Often the subject of disaster movies, the terror of a railroad accident became all too real in North Tulsa on Dec. 13, when several rail cars detached from the rest of a train belonging to the Burlington Northern Santa Fe Railway, or BNSF. The line of runaway cars, 57 in all, crashed into another train that was stopped on the tracks.
The railroad company and the FBI are offering a reward of $100,000 to anyone who can provide valuable information regarding the accident. It is believed that someone might have intentionally tampered with the trains. Apparently, someone removed the mechanisms used to couple the train cars, and someone might have also sabotaged or vandalized the train's air brakes.
The accident reportedly caused some fuel to spill into a creek, and firefighters responded to the scene. Local residents said they heard a boom when the collision occurred, and a spokesperson for BNSF Railway said the crash destroyed one of the train locomotives.
Luckily, the engineer and conductor on the train that was struck recognized warning signals, and the workers were able to escape before the collision. Clearly, the damage could have been much worse.
Train accidents may be rarer than car or truck crashes, but the size, weight and velocity of trains make them extremely dangerous when things go awry. Train passengers or motorists who have been injured in a train accident should be aware of their right to pursue compensation for damages.

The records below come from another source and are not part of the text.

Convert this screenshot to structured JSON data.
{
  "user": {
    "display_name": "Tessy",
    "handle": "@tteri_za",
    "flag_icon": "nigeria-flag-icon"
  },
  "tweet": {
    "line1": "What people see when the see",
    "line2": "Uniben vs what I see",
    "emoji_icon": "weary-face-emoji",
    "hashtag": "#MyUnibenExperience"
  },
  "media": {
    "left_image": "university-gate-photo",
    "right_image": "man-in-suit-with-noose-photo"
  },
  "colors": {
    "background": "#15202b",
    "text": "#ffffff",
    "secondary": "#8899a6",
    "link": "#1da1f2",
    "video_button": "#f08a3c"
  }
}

Sometimes reckless or negligent behavior leads to such accidents, and people who suffer as a consequence should not have to shoulder the financial burdens that can come with serious injuries.
Source: News 9, "BNSF Offers $100K Reward In Tulsa Train Derailment," Ashlei King, Dec. 13, 2013